Your objective: Identify the lines in the data below that contain "icon" and give only how many there are.

### Material for this exercise ###

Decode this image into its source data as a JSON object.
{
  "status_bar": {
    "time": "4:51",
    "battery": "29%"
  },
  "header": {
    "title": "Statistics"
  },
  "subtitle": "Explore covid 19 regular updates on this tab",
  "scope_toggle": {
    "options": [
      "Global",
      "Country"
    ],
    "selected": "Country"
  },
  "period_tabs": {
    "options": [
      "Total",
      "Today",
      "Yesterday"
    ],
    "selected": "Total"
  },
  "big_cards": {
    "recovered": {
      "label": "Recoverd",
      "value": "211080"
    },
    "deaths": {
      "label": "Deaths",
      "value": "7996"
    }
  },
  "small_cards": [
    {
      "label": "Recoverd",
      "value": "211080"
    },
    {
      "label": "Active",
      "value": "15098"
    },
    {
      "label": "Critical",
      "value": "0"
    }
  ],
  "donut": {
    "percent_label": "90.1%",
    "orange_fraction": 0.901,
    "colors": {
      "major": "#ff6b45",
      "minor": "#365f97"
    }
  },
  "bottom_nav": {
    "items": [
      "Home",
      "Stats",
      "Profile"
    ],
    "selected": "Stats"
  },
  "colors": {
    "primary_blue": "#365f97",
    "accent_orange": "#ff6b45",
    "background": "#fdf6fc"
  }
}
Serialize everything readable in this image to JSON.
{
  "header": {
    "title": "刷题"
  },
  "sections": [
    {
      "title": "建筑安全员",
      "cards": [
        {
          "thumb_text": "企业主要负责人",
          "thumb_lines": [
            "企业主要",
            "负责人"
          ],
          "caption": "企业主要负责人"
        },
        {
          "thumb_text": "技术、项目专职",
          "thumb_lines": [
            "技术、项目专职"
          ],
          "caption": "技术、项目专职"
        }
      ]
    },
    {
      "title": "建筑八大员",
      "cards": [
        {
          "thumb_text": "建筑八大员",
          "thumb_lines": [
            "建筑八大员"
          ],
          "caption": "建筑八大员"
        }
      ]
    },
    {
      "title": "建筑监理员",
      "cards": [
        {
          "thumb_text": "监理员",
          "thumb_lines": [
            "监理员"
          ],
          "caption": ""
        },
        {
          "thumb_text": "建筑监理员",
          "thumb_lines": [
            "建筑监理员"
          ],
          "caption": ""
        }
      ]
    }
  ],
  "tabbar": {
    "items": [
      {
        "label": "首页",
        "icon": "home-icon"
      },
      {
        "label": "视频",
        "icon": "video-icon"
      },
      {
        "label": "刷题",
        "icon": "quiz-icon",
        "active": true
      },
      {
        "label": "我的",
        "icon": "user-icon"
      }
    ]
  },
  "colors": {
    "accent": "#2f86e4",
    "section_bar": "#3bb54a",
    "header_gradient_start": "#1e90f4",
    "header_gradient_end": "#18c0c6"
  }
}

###

Finished task: 4